What you are asked to do: Only the count is expected: the number of lines below that contain "Standby".

Supplied data:
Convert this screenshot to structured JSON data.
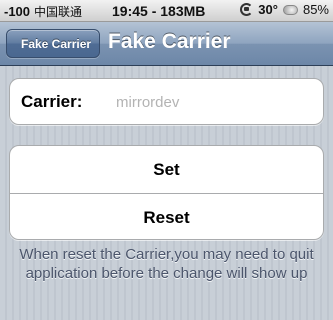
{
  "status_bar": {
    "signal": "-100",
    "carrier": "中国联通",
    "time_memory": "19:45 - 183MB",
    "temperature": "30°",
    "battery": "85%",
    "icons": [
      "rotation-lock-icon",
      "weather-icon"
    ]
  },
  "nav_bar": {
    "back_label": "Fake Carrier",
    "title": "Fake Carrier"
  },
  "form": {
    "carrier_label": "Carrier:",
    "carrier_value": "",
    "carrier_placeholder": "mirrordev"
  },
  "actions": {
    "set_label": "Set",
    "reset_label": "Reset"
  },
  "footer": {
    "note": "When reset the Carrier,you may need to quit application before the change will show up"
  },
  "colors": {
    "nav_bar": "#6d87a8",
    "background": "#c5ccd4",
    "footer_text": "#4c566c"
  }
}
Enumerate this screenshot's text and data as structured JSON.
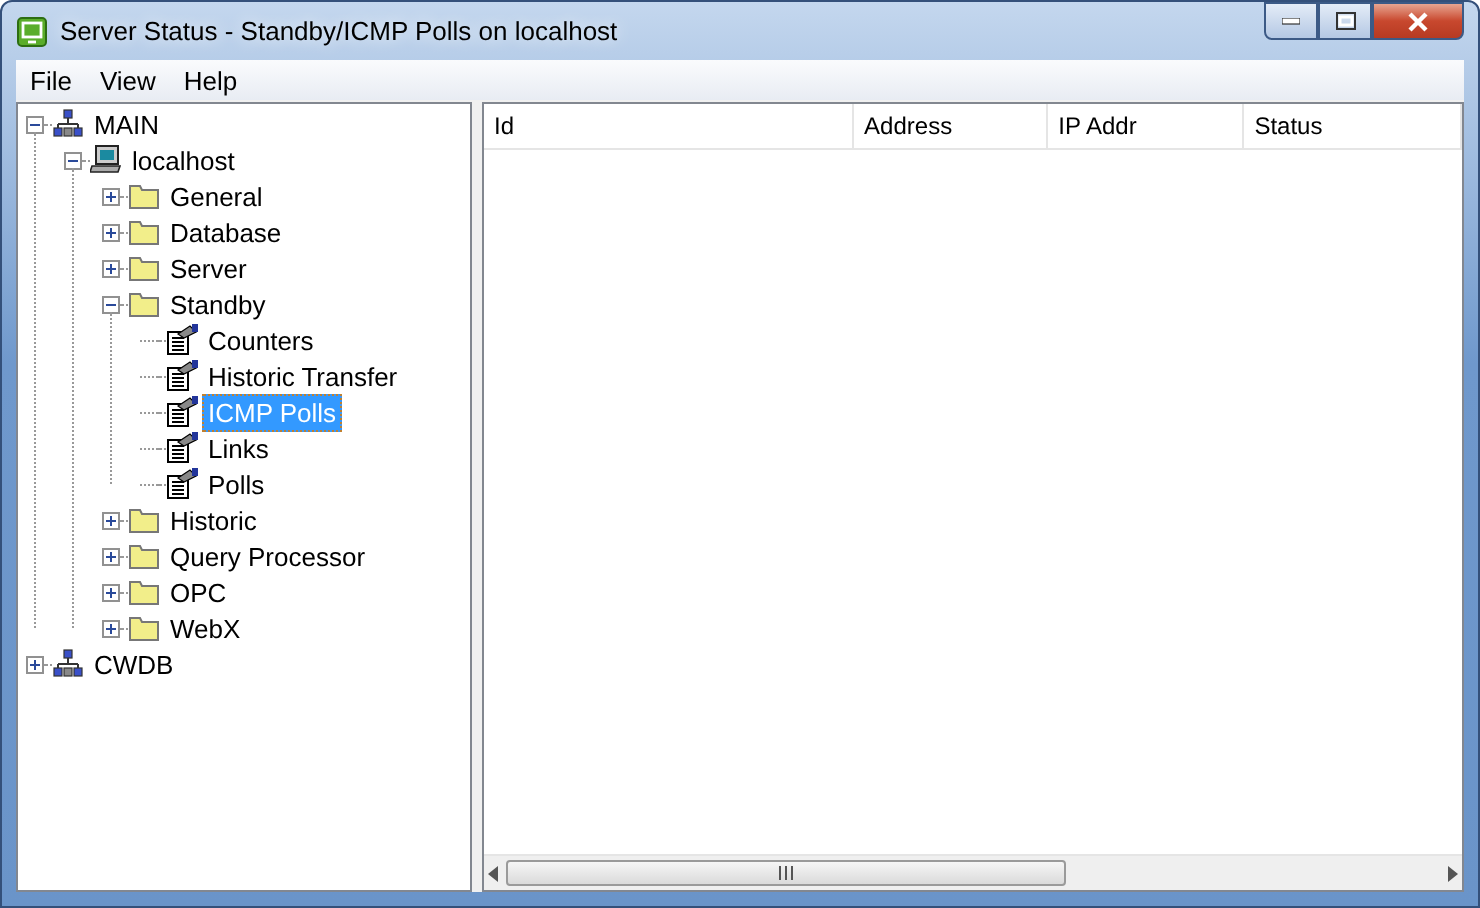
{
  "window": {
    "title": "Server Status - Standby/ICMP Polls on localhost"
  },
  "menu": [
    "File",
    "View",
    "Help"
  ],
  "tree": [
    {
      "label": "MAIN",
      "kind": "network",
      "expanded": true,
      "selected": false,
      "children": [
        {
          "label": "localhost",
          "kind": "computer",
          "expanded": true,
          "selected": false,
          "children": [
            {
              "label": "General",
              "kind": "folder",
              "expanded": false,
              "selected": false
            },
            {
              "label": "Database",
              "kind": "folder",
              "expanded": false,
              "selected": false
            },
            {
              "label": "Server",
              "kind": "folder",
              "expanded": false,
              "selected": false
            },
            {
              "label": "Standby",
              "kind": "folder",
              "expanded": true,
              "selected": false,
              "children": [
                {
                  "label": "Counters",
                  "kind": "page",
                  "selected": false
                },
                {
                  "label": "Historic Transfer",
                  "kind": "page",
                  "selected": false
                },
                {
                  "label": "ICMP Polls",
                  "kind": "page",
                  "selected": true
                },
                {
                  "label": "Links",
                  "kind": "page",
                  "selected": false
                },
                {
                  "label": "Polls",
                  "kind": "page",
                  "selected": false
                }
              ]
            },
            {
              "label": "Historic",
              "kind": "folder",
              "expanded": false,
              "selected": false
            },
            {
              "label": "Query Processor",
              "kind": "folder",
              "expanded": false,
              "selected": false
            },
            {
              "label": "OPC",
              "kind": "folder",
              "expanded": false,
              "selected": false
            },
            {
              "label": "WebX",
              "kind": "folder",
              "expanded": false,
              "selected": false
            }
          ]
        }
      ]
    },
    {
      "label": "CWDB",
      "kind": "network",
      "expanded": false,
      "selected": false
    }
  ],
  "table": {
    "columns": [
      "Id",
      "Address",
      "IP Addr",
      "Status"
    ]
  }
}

Exercise response: 2